Beyond the trees, the watercolor world of hot sand radiated as one might imagine a distorted photograph kept in a damp attic. From the trees, I feel like a soft traitor – an escape artist capable of flying away from my home at speeds and in manners no other desert dwelling creature has the luxury of doing. I imagined the Collared Peccaries (javelinas) napping in cool wash beds, coyotes flicking off bugs and seeking shade before the midday sun makes a white, hard light of everything.

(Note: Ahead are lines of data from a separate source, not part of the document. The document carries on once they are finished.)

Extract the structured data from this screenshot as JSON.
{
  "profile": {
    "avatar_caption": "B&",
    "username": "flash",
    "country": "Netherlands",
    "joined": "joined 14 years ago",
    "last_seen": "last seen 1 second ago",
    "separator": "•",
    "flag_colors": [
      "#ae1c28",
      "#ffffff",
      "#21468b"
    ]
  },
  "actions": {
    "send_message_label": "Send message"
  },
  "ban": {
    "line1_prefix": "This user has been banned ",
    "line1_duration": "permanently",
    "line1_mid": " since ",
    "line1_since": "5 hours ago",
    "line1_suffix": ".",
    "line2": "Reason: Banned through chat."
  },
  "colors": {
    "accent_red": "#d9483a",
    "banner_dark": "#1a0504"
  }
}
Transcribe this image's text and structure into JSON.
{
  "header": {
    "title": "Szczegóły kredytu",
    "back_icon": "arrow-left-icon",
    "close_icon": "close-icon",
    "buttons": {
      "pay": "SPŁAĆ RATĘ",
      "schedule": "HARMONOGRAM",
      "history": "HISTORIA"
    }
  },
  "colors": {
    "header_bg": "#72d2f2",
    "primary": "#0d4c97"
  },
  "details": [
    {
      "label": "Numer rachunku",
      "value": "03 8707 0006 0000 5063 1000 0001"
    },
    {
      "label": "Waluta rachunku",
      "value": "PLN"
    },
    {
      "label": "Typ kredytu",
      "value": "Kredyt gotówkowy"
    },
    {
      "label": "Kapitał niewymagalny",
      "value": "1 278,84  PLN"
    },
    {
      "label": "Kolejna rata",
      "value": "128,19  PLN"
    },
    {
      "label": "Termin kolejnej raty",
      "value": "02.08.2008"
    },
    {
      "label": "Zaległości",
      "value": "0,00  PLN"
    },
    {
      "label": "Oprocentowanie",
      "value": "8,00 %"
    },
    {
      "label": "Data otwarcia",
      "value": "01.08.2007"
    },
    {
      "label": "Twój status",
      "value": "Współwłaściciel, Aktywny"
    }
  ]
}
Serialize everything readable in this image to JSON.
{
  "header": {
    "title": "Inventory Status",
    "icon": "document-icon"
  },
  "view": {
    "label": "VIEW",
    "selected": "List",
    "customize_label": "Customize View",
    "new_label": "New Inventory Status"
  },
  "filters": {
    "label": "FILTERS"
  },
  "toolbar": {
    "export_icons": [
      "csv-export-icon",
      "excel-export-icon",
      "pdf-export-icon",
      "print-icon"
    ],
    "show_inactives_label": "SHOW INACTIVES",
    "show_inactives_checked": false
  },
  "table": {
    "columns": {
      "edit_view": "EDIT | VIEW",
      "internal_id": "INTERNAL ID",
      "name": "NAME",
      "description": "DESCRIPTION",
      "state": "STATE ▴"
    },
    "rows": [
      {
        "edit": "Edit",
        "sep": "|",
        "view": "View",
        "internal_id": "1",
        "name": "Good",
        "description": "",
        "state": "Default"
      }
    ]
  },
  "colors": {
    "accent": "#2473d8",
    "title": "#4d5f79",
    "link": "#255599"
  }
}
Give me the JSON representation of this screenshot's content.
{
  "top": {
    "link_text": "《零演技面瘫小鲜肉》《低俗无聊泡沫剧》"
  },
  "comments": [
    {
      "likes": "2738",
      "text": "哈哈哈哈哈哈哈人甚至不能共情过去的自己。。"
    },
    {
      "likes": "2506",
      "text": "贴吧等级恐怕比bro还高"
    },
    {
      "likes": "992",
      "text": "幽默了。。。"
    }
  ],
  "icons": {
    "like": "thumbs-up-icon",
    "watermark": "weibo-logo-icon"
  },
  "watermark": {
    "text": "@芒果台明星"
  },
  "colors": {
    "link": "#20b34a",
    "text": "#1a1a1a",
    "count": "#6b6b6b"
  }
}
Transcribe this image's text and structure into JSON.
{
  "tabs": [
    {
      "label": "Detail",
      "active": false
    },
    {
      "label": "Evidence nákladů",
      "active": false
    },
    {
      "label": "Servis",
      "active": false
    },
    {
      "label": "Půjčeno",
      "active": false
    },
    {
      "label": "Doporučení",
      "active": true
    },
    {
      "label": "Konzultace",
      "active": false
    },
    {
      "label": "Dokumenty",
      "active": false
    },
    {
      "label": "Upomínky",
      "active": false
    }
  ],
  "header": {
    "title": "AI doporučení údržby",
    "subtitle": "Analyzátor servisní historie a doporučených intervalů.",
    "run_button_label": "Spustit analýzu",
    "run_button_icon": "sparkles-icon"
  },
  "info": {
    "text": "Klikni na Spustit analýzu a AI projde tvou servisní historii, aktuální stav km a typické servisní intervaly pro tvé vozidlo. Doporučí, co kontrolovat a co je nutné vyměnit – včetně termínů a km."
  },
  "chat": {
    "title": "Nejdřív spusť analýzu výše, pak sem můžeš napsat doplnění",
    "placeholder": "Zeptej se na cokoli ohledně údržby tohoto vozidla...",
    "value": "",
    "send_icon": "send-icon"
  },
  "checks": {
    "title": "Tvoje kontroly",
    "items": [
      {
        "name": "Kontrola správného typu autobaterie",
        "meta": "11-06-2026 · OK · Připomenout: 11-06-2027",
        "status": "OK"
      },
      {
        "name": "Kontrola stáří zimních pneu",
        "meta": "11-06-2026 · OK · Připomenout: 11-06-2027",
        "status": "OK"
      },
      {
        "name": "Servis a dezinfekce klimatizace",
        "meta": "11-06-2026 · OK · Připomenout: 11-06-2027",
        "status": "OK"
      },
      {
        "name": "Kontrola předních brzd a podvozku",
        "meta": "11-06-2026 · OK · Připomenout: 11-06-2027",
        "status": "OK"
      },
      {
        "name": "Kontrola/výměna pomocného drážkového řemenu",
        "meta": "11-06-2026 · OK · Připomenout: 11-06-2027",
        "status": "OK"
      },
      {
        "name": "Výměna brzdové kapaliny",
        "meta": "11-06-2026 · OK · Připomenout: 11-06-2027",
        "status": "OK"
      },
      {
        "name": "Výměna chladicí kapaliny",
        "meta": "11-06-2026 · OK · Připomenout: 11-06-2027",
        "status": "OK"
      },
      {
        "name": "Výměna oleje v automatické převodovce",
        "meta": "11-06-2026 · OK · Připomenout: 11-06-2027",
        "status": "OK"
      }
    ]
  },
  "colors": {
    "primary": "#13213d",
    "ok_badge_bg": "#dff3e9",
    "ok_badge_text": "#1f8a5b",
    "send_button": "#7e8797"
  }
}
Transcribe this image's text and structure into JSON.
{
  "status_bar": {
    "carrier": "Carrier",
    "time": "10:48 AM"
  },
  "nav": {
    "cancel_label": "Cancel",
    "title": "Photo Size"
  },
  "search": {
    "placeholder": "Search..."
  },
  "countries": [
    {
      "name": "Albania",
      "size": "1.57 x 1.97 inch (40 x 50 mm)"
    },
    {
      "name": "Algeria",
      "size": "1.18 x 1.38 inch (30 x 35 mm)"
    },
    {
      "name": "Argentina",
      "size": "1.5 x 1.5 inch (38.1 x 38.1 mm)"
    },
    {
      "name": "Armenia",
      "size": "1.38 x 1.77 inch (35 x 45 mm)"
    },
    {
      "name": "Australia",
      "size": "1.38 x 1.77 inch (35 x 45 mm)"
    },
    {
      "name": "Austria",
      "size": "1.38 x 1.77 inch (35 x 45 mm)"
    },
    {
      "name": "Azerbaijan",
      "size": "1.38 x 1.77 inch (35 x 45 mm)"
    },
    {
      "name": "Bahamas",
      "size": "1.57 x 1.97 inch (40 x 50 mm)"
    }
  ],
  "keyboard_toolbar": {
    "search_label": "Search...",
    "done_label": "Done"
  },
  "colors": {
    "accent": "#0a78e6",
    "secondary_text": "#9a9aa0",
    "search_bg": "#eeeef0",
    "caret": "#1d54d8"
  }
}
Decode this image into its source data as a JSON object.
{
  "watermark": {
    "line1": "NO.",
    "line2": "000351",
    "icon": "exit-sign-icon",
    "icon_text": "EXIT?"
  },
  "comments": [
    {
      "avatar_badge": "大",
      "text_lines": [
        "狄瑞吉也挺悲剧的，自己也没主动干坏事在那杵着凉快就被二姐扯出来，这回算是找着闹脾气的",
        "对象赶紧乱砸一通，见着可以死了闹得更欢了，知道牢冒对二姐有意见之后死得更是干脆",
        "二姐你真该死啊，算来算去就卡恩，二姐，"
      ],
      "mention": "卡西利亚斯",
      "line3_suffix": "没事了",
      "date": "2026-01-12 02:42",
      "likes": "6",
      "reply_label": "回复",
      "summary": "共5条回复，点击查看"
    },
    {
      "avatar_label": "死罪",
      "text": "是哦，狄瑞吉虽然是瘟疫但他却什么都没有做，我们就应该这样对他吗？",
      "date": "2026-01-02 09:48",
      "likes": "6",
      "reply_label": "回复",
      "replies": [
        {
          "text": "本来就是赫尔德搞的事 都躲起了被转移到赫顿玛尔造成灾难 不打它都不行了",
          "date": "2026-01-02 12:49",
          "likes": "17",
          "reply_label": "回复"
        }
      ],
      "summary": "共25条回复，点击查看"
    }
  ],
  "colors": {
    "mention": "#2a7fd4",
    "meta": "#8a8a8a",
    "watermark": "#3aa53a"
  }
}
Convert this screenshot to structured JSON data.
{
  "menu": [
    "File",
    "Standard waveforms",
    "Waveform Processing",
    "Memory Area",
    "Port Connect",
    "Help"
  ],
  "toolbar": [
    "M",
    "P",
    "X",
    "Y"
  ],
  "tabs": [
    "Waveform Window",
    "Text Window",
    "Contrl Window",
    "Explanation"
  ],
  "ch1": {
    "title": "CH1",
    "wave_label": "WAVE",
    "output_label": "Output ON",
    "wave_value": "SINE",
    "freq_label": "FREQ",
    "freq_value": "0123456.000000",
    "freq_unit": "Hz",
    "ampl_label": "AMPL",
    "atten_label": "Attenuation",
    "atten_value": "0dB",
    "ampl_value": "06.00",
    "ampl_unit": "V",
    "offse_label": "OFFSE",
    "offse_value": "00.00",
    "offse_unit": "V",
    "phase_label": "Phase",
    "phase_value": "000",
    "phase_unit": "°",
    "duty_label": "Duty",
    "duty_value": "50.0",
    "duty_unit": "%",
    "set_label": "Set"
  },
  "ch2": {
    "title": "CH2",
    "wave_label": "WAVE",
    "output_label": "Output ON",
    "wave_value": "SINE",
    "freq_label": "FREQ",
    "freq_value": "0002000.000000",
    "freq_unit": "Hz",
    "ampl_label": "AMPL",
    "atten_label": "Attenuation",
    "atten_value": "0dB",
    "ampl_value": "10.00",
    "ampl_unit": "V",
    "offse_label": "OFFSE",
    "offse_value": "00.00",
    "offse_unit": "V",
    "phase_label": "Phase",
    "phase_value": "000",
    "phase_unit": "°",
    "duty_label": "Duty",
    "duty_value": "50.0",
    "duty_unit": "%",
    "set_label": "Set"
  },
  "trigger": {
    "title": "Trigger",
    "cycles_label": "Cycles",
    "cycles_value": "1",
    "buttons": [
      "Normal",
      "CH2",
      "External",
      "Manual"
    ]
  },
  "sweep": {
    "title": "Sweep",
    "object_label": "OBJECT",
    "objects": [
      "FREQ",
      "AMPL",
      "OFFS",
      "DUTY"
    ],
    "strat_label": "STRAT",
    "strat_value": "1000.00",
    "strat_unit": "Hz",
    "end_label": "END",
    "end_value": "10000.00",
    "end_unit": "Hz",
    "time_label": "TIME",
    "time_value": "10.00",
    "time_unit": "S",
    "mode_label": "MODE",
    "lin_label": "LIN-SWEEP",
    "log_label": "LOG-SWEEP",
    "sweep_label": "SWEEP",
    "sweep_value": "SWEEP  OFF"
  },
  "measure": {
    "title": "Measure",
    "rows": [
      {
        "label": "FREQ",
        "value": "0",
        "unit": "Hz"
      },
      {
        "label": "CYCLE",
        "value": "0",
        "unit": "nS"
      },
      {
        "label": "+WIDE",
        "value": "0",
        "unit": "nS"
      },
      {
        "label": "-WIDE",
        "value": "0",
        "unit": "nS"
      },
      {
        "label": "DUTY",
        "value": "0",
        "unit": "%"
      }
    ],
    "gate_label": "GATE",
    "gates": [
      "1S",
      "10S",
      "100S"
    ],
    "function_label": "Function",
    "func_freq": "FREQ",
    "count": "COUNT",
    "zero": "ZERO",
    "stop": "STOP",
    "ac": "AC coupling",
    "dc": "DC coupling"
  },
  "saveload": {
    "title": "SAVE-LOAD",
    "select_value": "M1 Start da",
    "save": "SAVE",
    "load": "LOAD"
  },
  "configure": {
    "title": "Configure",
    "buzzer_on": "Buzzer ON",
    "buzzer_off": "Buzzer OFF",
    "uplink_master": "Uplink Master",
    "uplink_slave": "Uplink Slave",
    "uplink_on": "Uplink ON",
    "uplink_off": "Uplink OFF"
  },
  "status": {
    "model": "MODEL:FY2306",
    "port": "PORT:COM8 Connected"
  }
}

This is the place of the interloper. I know I am not unlike the first foreigner to wander here, hoping for salvation in the form of gold or game or, in my case, respite. This is the land of mule and white-tailed deer and with them, North American cougars. The Forest Service doesn’t know exactly how many mountain lions reside in this range, but they allow a certain number of kills each year. Last year, 8 lions were taken. My one and only encounter (thus far) with a mountain lion occurred just ¼ mile below the Lower Pinal Campground. It happened precisely on the day of my solitude and was uncanny in its luck. I had just witnessed a juvenile bobcat sitting along the forest road, which I had mistaken for a lost dog – and from my jeep, it looked like a dog until it turned and leapt up the slope and into the thick undercover. Dumbfounded by the rare sighting, I slowed down and gazed up into the canopy in awe.
The late day sun was starting to sink and my camp was established, so I decided to take a short hike before making dinner. As I wound my way around a small, overgrown trail, I saw a blaze of yellow descend through the Gambel oak and manzanita. For a moment, I was frozen – truly, that heart-pounding catatonia that typifies such an encounter is accurate because I could not move. I had to process in my frontal lobe what my reptile brain knew: large predator. A short distance later and I saw a mule deer leg. I couldn’t refute my experience at that point; I knew what I had encountered. Needless to say, I quickly retraced my steps and scrambled back to my campsite.
That evening, a series of blood curdling screams filled the canyon near my tent. It was early yet and I had every reason to simply pack up and leave, but something compelled me to stay and listen… again, the screams. I can only describe the sound of big cats mating as something my imagination would conjure into a pterodactyl. I turned off my lantern and listened until the sounds stopped and the night was once again silent.
It’s hard to describe with any accuracy the feeling of hearing such an unnerving yet powerful call. But I continued to ponder this, my place in the wild, my safety or lack thereof, and the amazement I felt at listening to a song I never imagined hearing.
Always a poetic child and adult, I have written many love letters over the years. Now I find myself writing the narratives of place with the same deep-feeling gratitude and infatuation. The Pinal Mountains have charmed me with their lion magic, rare bird sightings, and unusual flora. Not a wilderness or intensely protected area, my devotion to them grows with each visit because they do not have some of the protections found in areas far more inaccessible. I grow ever-more protective of the range when I see beer cans litter her soft floor or spray paint blotched on granite boulders and pines that house numerous plant and animal species.
If place makes us, I want to be partially comprised of these mountains and canyons of which I make my temporary home. As much as I care for this place, it will take a lifetime for me to scratch the surface of its story or to be accepted into its fold. The night with the lion, I will always remember with my full senses. Whatever it was, serendipity or fate, I had been gifted with the sights and sounds of a most gracious, graceful, and elusive host. It is her mountain, after all. I am just a visitor.